Some things DON’T attract my attention, such as Fifty Shades of Grey, Mills and Boon novels, or gossip magazines like New Idea. Such things are cast out of my presence. However, others seem to grip me with their titles and subject headings, and I cant help but peruse the pages. Through this process, I’ve been exposed to a plethora of books and resources relating to diet and dietary fads, produced by, or endorsed by all sorts of nutritionists, doctors, sporting personalities and various practitioners. Many of these people claim that THEIR program for eating is gospel, and some masquerade as objective sources when they are really acting on behalf of some corporate interest (“meat is critical for your diet, or you die from lack of iron!”). With these divergent dietary opinions comes confusion, and the stress of it all causes one to revert back to the Kiwi epic of meat and three veges at night, with Weetbix in the morning….talk about first world problems!

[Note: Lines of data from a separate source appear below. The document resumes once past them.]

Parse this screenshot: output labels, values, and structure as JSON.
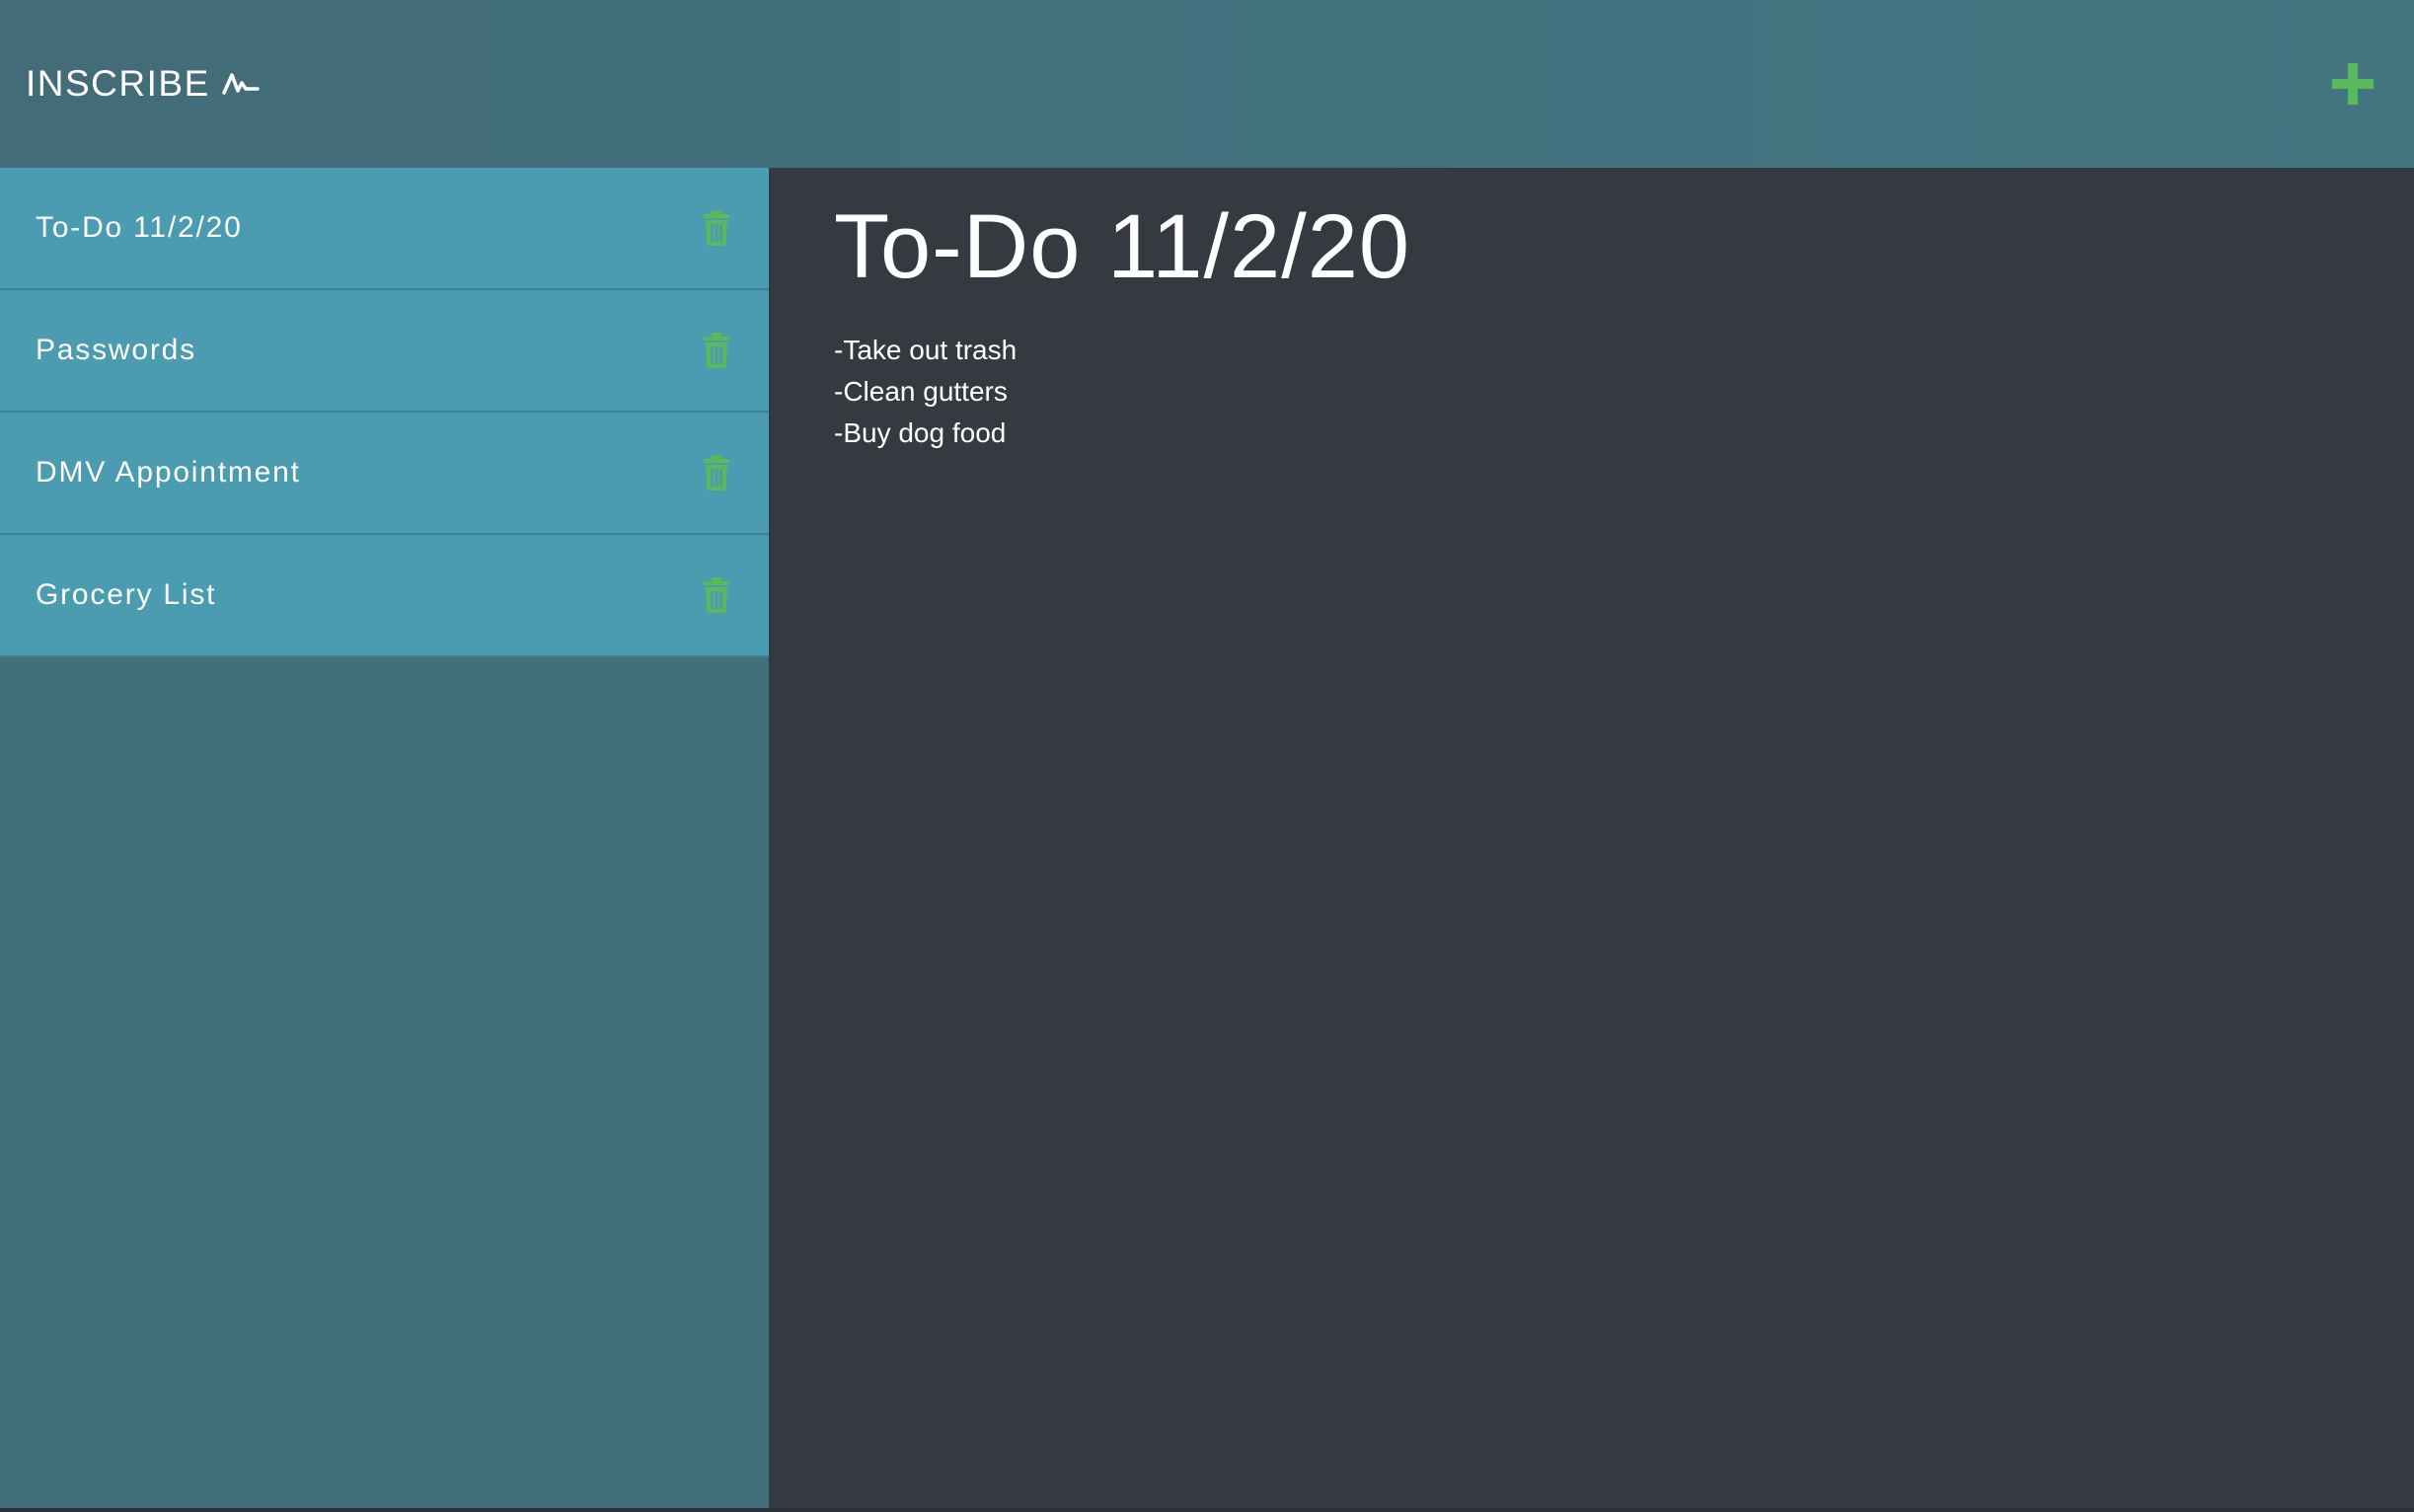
{
  "header": {
    "brand": "INSCRIBE",
    "brand_icon": "pulse-signature-icon",
    "add_icon": "plus-icon",
    "accent_color": "#5cb85c"
  },
  "sidebar": {
    "items": [
      {
        "label": "To-Do 11/2/20",
        "icon": "trash-icon"
      },
      {
        "label": "Passwords",
        "icon": "trash-icon"
      },
      {
        "label": "DMV Appointment",
        "icon": "trash-icon"
      },
      {
        "label": "Grocery List",
        "icon": "trash-icon"
      }
    ]
  },
  "main": {
    "title": "To-Do 11/2/20",
    "lines": [
      "-Take out trash",
      "-Clean gutters",
      "-Buy dog food"
    ]
  }
}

BUT, from the great many resources I’ve seen, there is almost NO authority in the realm of food and diet which claims that added sugar is good for you. In fact, added sugar is of no nutritional value to your diet. Sugar is a major contributor to a variety of health conditions: obesity (which is related to manifold health issues), dental problems and diabetes. It’s a stimulant and it drives teachers and parents nuts due to hyperactive kids. Moreover, sugar is hiding as the second ingredient in many of those typical wholesome and “healthy” “fat free” options: cereal, yogurt, fruit juice, bread. And we all eat such products thinking we’re being healthy!
That’s why, without trying to tell people how to live their lives, Sarah Wilson’s “I Quit Sugar” books are so good and so timely for our sugar-bent society. Its important to note that Sarah Wilson is NOT a professional in the area of nutrition, but this journalist and media consultant’s books and programs are well-researched, helpful, full of yummy recipes and draw on her own experiences as an ex-sugar junkie. She noticed that once she began to purge sugar from her diet, “my energy, skin and wellness changed so dramatically, I kept going”.

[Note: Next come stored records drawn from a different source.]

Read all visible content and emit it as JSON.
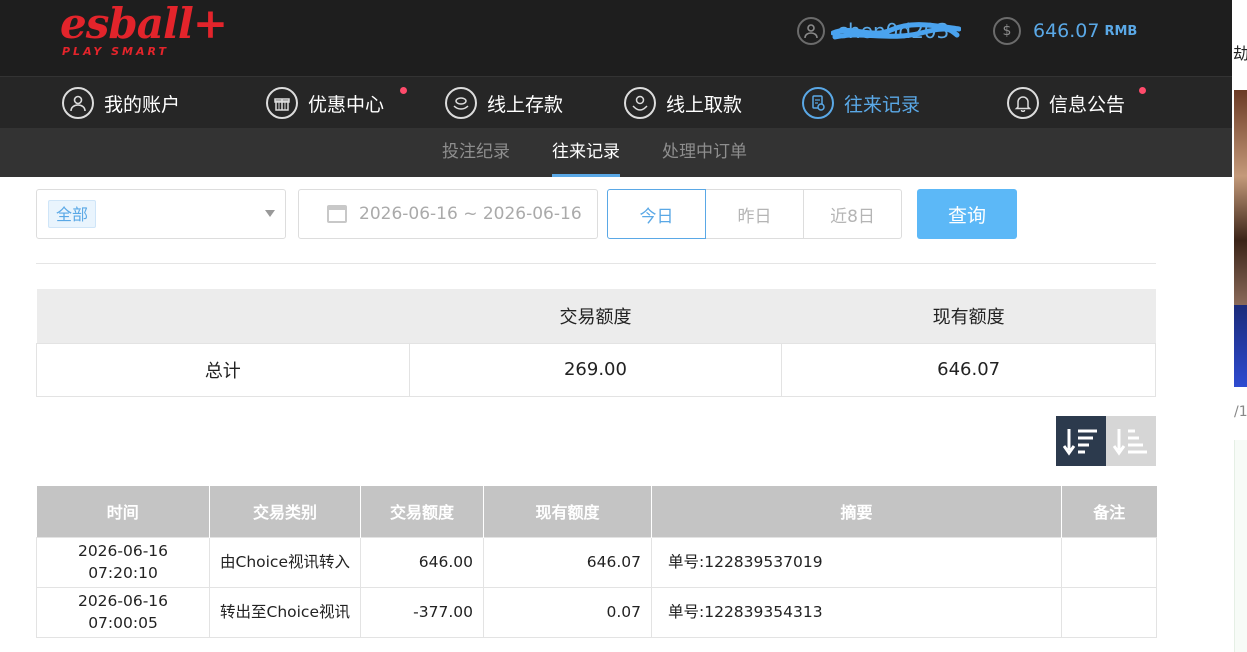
{
  "header": {
    "logo_text": "esball+",
    "logo_sub": "PLAY SMART",
    "username": "chen0d203",
    "balance": "646.07",
    "currency": "RMB"
  },
  "main_nav": [
    {
      "label": "我的账户",
      "icon": "user-icon",
      "active": false,
      "dot": false
    },
    {
      "label": "优惠中心",
      "icon": "gift-icon",
      "active": false,
      "dot": true
    },
    {
      "label": "线上存款",
      "icon": "deposit-icon",
      "active": false,
      "dot": false
    },
    {
      "label": "线上取款",
      "icon": "withdraw-icon",
      "active": false,
      "dot": false
    },
    {
      "label": "往来记录",
      "icon": "record-icon",
      "active": true,
      "dot": false
    },
    {
      "label": "信息公告",
      "icon": "bell-icon",
      "active": false,
      "dot": true
    }
  ],
  "sub_nav": [
    {
      "label": "投注纪录",
      "active": false
    },
    {
      "label": "往来记录",
      "active": true
    },
    {
      "label": "处理中订单",
      "active": false
    }
  ],
  "filter": {
    "type_selected": "全部",
    "date_range": "2026-06-16 ~ 2026-06-16",
    "day_buttons": [
      "今日",
      "昨日",
      "近8日"
    ],
    "query_label": "查询"
  },
  "summary": {
    "headers": [
      "",
      "交易额度",
      "现有额度"
    ],
    "row_label": "总计",
    "trade_total": "269.00",
    "current_total": "646.07"
  },
  "records": {
    "headers": [
      "时间",
      "交易类别",
      "交易额度",
      "现有额度",
      "摘要",
      "备注"
    ],
    "rows": [
      {
        "time": "2026-06-16 07:20:10",
        "type": "由Choice视讯转入",
        "amount": "646.00",
        "balance": "646.07",
        "summary": "单号:122839537019",
        "note": ""
      },
      {
        "time": "2026-06-16 07:00:05",
        "type": "转出至Choice视讯",
        "amount": "-377.00",
        "balance": "0.07",
        "summary": "单号:122839354313",
        "note": ""
      }
    ]
  },
  "right_strip": {
    "char": "劫",
    "text": "/1"
  },
  "colors": {
    "accent": "#5aa8e6",
    "brand": "#e3242b",
    "header_bg": "#1e1e1e",
    "query_btn": "#5cb8f7"
  }
}
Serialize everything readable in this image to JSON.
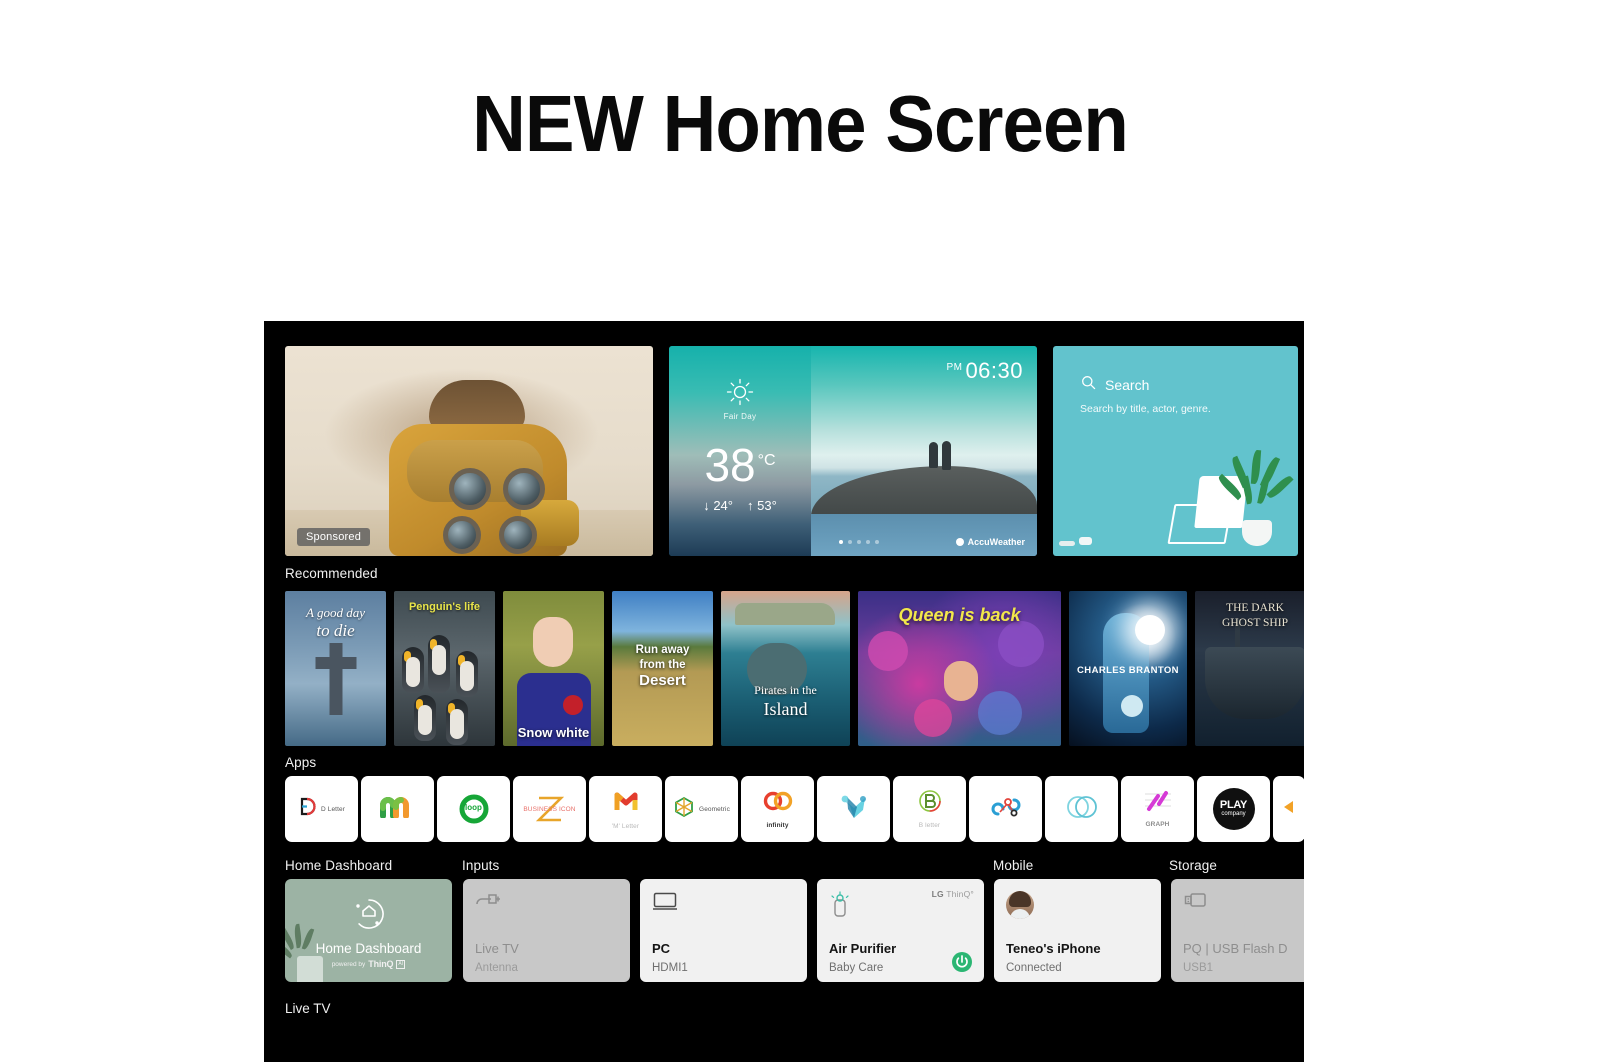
{
  "headline": "NEW Home Screen",
  "hero": {
    "sponsored": {
      "badge": "Sponsored",
      "name": "sponsored-ad-card"
    },
    "weather": {
      "condition": "Fair Day",
      "temperature": "38",
      "unit": "°C",
      "low": "↓ 24°",
      "high": "↑ 53°",
      "time": "06:30",
      "ampm": "PM",
      "provider": "AccuWeather",
      "dots": 5,
      "active_dot": 0
    },
    "search": {
      "title": "Search",
      "subtitle": "Search by title, actor, genre.",
      "icon": "search-icon"
    }
  },
  "recommended": {
    "label": "Recommended",
    "items": [
      {
        "line1": "A good day",
        "line2": "to die"
      },
      {
        "line1": "Penguin's life",
        "line2": ""
      },
      {
        "line1": "Snow white",
        "line2": ""
      },
      {
        "line1": "Run away",
        "line2": "from the",
        "line3": "Desert"
      },
      {
        "line1": "Pirates in the",
        "line2": "Island"
      },
      {
        "line1": "Queen is back",
        "line2": ""
      },
      {
        "line1": "CHARLES BRANTON",
        "line2": ""
      },
      {
        "line1": "THE DARK",
        "line2": "GHOST SHIP"
      }
    ]
  },
  "apps": {
    "label": "Apps",
    "items": [
      {
        "name": "D Letter",
        "icon": "d-letter-icon"
      },
      {
        "name": "",
        "icon": "m-arch-icon"
      },
      {
        "name": "loop",
        "icon": "loop-icon"
      },
      {
        "name": "BUSINESS ICON",
        "icon": "z-business-icon"
      },
      {
        "name": "'M' Letter",
        "icon": "m-letter-icon"
      },
      {
        "name": "Geometric",
        "icon": "geometric-cube-icon"
      },
      {
        "name": "infinity",
        "icon": "infinity-rings-icon"
      },
      {
        "name": "",
        "icon": "bird-origami-icon"
      },
      {
        "name": "B letter",
        "icon": "b-letter-icon"
      },
      {
        "name": "",
        "icon": "molecule-icon"
      },
      {
        "name": "",
        "icon": "double-circle-icon"
      },
      {
        "name": "GRAPH",
        "icon": "graph-icon"
      },
      {
        "name": "PLAY company",
        "icon": "play-company-icon"
      },
      {
        "name": "",
        "icon": "partial-app-icon"
      }
    ]
  },
  "dashboard": {
    "groups": [
      {
        "label": "Home Dashboard"
      },
      {
        "label": "Inputs"
      },
      {
        "label": "Mobile"
      },
      {
        "label": "Storage"
      }
    ],
    "home_tile": {
      "title": "Home Dashboard",
      "powered_by": "powered by",
      "brand": "ThinQ",
      "badge": "AI",
      "icon": "home-dashboard-icon"
    },
    "tiles": [
      {
        "title": "Live TV",
        "subtitle": "Antenna",
        "icon": "antenna-icon",
        "state": "dim"
      },
      {
        "title": "PC",
        "subtitle": "HDMI1",
        "icon": "monitor-icon",
        "state": "lite"
      },
      {
        "title": "Air Purifier",
        "subtitle": "Baby Care",
        "icon": "air-purifier-icon",
        "state": "lite",
        "brand": "LG",
        "brand2": "ThinQ",
        "power": "power-icon"
      },
      {
        "title": "Teneo's iPhone",
        "subtitle": "Connected",
        "icon": "avatar-icon",
        "state": "lite"
      },
      {
        "title": "PQ | USB Flash D",
        "subtitle": "USB1",
        "icon": "usb-icon",
        "state": "dim"
      }
    ]
  },
  "live_tv": {
    "label": "Live TV"
  },
  "colors": {
    "panel_bg": "#000000",
    "search_card": "#62c3cd",
    "home_tile": "#9cb3a4",
    "power_green": "#2bb673",
    "text_light": "#f0f0f0"
  }
}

Possibly the best part about these books is that they are practical. So many recipe books and resources on diet don’t really provide a lifestyle plan, whereas Sarah’s books provide handy instructions on which foods to look out for that contain sugar, sugar detox plans, and plans on how to stack the pantry and fridge with “ready to go sugar-free foods”. She also provides “advice on how to lose weight and kill (sugar) cravings”.

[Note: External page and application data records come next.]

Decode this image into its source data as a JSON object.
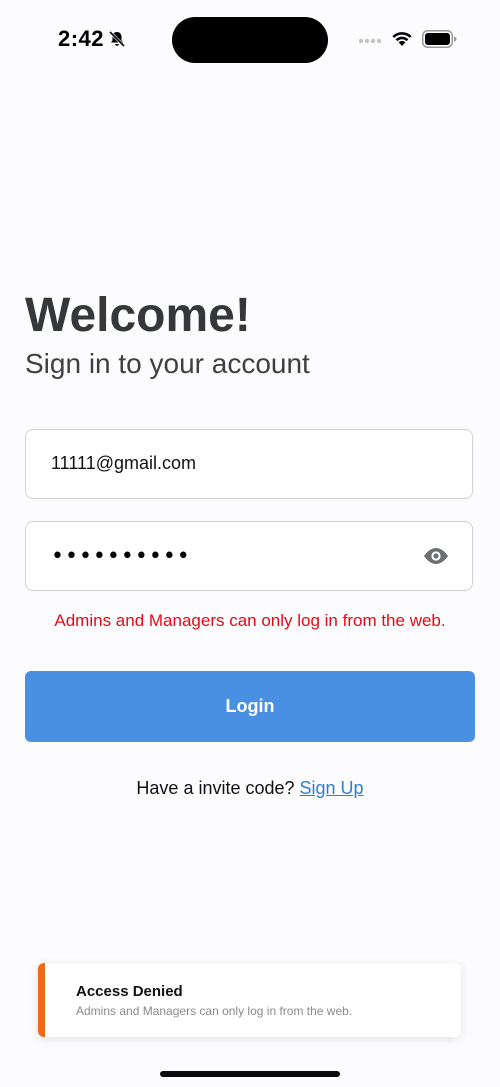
{
  "status_bar": {
    "time": "2:42",
    "icons": [
      "bell-off-icon",
      "signal-dots-icon",
      "wifi-icon",
      "battery-icon"
    ]
  },
  "header": {
    "title": "Welcome!",
    "subtitle": "Sign in to your account"
  },
  "form": {
    "email_value": "11111@gmail.com",
    "password_masked": "••••••••••",
    "password_toggle_icon": "eye-icon",
    "error_message": "Admins and Managers can only log in from the web.",
    "login_label": "Login",
    "invite_prompt": "Have a invite code? ",
    "signup_label": "Sign Up"
  },
  "toast": {
    "title": "Access Denied",
    "message": "Admins and Managers can only log in from the web."
  },
  "colors": {
    "background": "#fcfcfe",
    "primary_button": "#4a90e2",
    "error": "#e50914",
    "link": "#2a7fd4",
    "toast_accent": "#f06a1a"
  }
}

Most importantly though, the recipes work, and they are yummy, legitimate substitutes for sugary treats. Trust me, you’ll notice the difference after a few weeks. Just don’t do what I did and get back into sugar after months off it like I did last Christmas time, when I got too hypo and ranted away at the dinner table about contentious issues and offended the family in law … I’ll blame that on Sarah Wilson.
- See also I quit sugar Sarah Wilson’s website